The Bosta Tide Bell
Into the gap - Little Bernera to the left
We then rounded the east of Little Bernera, passing as we did the ancient burial ground with the Macdonald enclosure that looks like a chapel. (See the September 2, 2013 post, and chapter 27 of book 2 for more on the Macdonald enclosure.)

Macdonald burial enclosure on Little Bernera
Once around the north side of Little Bernera we slowly approached the rocky shoreline of Eilean Fir Chrothair. The beehive cell is hard to see here - it lies in the centre of the photo.

Shoreline of Eilean Fir Chrothair - the beehive cell is at the centre
Kenny (our skipper) expertly nosed the RIB up against some rocks, and then John and I scrambled ashore. The beehive was a beautiful little structure, with a cluster of sea-pinks beside its entrance.

The beehive - Eilean Fir Chrothair
We took turns crawling into the perfectly intact cell. It is the smallest beehive I've seen to date, and would barely hold one person. After exploring the cell we spent a half hour on the tiny island, admiring the view to all the other islands in Loch Roag. It's possible that at one time many of these islands were connected, and that in addition to Little Bernera, with its association to St Donnan, there may have been a monastic settlement on nearby Cealasaigh (Church Island).  

Cealasaigh seen from Eilean Fir Chrothair
John and I carefully descended to the shore and climbed over several boulders to get back into the RIB. We then motored south to a small inlet called Loch Riosaigh to take a look at its giant lobster pond. (See the April 21, 2014 post for photos of the lobster ponds on nearby Pabay Mor.)

Massive wall of the Riosaigh lobster pond
We also floated for a while off the Breacleit Norse Mill, which was completely restored in 1995, including its thatched roof. Someday I want to hike to it. It's a rough half-mile off the road on Great Bernera, and there is talk of creating a path to make it easier to reach.

Breacleit Norse Mill
I'd only chartered the RIB for two hours, so it was time to head back to Miavaig. We rounded the south east corner of Great Bernera, turned west, and motored under the Bernera Bridge (1952), the first pre-stressed concrete bridge in Europe. Standing above the bridge were several massive standing stones often referred to as Callanish VIII.
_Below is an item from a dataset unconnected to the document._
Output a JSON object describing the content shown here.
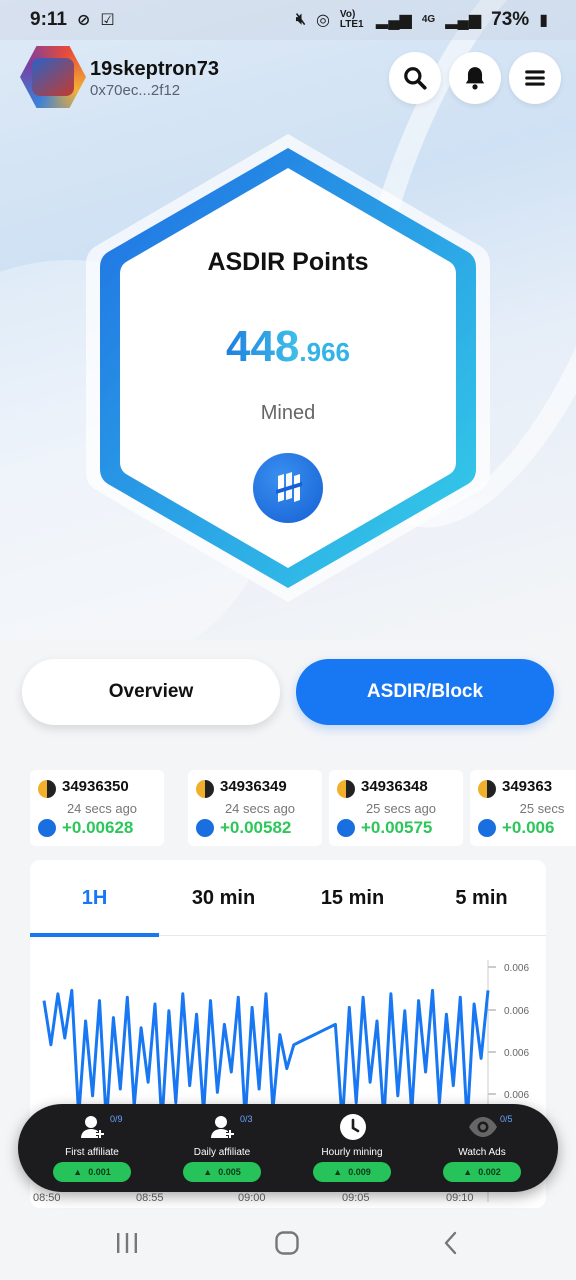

Approaching the Great Bernera Bridge
Standing stones (Callanish VIII) at upper right
Landing on Eilean Fir Chrothair, and seeing Great and Little Bernera from the sea, were highlights of our two weeks in the Western Isles. Another highlight, one I'll describe next time, is the hike to see the beautifully intact beehives cells at Cleite Fidigidh and Cleite Mileabhat.

1 comment:

  1. Thanks Marc. Always enjoy your articles